Roman Reigns emerged from the back to a huge pop from the audience. Nakamura and Shorty G started out the match with big kicks from the Intercontinental Champion and big suplexes from the former Chad Gable. Shout-out to Rusev for nailing a big spinning heel kick on Drew McIntyre and playing up his on-going rivalry with Bobby Lashley throughout this match, getting a great ovation from the crowd in the process. The opening minutes of this match allowed for most of Team Flair to focus their attack on Ali. Ricochet was able to score a much-needed tag and flew around the ring with a special superhero suit for the show/Halloween. Reigns looked like a total house of fire in this match with no one on Team Flair really getting a strong upper-hand on him. The closest would have had to be when Orton nailed a spot-on RKO on the Big Dog, only receiving a 2-and-7/8ths-count for his efforts. This was just a really chaotic spot-fest of a spectacle that I really enjoyed. After this performance, I wouldn’t be surprised if Reigns was elevated back into the main event title picture on SmackDown very soon.

Winner: Team Hogan Time: 19:55     Rating: 3.5 Stars


Seth Rollins (C) vs. The Fiend

I have a question for you, loyal readers of ProWrestling.com: Why is it that the last two Fiend matches have been wrestled under red lighting, but during the Fiend’s “debut” at SummerSlam, it was under normal lighting? I don’t understand that at all, although at the minimum, it makes the Fiend’s title matches seem “different.” This match started out with Seth trying to put away the Fiend as early as he could. Seth threw the Fiend over a barricade into the crowd, ultimately trying to throw the former Bray Wyatt into a LED board. After returning to the ringside area, Seth threw the Fiend into another barricade, causing it to break and fall over on impact. Whether it was chair shots, sledgehammers, steel steps or stomps on the steel-grated floor, nothing could stop the Fiend tonight. (Some of which only resulted in one-counts by the referee). But to Seth’s credit, one Sister Abigail wasn’t enough to take his Universal Championship either. Both men fought up the ramp onto the edge of the stage where the Beastslayer would inflict more Curb Stomps (which I’m still not a fan of doing like that because it makes the move look ineffective as a “finisher”). Seth kicked the Fiend off the stage and into a pile of electronics, sending “sparks” flying. Blinded by sparks while investigating the scene, Seth was trapped by the Fiend in the Mandible Claw before delivering a final Sister Abigail, making the Fiend the 7th “man” to hold the Universal Championship. What this means for Bray technically being a “SmackDown” superstar holding a RAW championship, I’m not sure. All I’m happy about is that the wrong from an abysmal ending to last month’s Hell in a Cell main event has been righted. For as odd as last month’s match was, this contest more than made up for it. Long live the Fiend.

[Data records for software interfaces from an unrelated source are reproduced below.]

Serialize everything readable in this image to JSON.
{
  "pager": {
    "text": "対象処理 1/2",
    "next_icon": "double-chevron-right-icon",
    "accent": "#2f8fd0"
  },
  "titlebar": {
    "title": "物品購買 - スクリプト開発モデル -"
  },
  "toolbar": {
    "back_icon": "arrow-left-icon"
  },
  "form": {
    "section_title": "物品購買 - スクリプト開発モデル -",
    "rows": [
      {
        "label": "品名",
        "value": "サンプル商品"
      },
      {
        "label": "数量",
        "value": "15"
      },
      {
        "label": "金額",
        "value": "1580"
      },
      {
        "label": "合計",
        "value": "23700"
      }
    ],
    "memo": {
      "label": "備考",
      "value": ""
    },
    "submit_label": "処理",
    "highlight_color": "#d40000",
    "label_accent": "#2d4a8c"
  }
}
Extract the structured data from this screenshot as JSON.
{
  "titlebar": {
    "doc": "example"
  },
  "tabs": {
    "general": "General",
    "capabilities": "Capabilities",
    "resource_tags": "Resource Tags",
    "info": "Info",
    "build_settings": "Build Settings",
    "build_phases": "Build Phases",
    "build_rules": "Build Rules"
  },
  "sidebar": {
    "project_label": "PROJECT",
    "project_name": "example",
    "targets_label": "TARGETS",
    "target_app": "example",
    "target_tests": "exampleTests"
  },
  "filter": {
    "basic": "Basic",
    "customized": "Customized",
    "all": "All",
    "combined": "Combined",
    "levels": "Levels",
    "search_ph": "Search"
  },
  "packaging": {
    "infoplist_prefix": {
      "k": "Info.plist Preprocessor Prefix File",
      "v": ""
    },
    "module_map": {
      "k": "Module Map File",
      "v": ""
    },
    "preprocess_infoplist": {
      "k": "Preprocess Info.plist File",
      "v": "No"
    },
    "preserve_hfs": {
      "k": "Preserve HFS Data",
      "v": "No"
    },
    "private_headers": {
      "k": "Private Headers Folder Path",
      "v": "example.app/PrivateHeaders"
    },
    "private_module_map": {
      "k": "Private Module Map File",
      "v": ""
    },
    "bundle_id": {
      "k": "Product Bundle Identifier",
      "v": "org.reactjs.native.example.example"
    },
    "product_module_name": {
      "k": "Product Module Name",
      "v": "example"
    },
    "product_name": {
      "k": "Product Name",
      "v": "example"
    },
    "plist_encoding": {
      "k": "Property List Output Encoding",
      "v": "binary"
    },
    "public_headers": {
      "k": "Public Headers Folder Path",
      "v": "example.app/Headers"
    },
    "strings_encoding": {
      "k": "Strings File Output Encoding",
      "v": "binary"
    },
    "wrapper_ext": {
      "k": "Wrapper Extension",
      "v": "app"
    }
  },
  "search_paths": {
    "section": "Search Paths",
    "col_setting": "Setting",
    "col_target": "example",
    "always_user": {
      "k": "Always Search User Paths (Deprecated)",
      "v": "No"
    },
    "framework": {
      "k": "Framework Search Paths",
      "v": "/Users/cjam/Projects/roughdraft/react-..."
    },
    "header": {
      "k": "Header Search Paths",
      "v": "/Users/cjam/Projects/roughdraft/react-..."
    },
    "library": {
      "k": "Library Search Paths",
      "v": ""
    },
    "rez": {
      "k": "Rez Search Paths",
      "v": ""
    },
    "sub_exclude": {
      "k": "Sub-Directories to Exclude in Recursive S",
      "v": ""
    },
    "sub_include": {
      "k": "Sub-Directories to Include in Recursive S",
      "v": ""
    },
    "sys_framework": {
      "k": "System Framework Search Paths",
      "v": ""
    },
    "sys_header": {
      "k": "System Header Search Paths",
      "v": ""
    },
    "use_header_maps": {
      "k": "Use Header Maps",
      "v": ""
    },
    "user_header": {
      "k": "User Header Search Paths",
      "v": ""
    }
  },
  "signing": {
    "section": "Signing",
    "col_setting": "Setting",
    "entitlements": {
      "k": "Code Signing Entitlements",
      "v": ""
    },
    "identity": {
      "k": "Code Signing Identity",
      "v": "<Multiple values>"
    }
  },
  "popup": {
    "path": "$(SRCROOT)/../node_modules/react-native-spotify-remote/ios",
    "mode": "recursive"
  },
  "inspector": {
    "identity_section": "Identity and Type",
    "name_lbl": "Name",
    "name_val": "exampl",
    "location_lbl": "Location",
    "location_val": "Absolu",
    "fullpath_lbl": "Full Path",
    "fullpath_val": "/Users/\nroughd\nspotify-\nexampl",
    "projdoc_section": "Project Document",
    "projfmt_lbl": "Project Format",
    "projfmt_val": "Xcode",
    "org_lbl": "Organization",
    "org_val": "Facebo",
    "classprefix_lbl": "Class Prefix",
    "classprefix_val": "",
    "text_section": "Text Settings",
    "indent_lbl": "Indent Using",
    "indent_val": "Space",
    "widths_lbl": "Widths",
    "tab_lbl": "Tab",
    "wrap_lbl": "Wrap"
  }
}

Winner: The Fiend      Time: 21:50     Rating: 3 Stars

Overall Thoughts: For as much as I didn’t like Super Showdown back in June, I feel quite the opposite about this year’s Crown Jewel event. This show was well-paced, didn’t have any boring lulls and was pretty entertaining all together. Match of the night honors for me go to Cesaro and Mansoor, followed by the Team Hogan and Team Flair 10-man tag match. My least favorite match was probably Brock and Cain, purely because I thought there would be more action and explosiveness. Survivor Series is four weeks away, so I’m excited to see how WWE builds to what looks like to be a three-show free-for-all brawl for supremacy between RAW, SmackDown, and now, NXT.

Final Crown Jewel Rating: 3 Stars